Exercise aim: Determine how many lines of the listing below hold the string "icon". Reply only with the number.

(Raw data begins)

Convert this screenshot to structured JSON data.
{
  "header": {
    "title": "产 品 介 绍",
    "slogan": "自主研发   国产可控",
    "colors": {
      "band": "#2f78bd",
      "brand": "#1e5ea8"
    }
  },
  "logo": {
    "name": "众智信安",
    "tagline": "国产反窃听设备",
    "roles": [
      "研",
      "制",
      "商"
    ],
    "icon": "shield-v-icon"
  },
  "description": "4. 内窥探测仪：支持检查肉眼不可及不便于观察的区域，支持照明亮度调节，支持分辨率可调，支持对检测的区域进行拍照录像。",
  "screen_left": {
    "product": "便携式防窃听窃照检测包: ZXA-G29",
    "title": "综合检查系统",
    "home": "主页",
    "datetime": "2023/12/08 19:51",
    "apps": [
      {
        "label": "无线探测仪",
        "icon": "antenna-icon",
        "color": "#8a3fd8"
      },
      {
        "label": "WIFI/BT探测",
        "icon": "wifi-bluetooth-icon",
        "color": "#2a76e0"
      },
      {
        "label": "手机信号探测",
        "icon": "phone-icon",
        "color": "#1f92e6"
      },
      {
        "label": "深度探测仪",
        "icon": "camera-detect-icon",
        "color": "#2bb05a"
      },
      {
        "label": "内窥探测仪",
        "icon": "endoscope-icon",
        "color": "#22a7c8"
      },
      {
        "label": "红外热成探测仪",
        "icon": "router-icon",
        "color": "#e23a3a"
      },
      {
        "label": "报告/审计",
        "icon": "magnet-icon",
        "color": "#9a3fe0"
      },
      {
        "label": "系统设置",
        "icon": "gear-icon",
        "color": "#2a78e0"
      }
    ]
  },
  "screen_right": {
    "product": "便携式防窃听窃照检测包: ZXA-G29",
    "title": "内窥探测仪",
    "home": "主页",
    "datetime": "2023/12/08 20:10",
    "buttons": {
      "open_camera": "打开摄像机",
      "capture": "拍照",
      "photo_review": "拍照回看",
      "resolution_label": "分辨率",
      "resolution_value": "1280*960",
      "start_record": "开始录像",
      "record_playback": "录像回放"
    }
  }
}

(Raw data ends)

Answer box: 9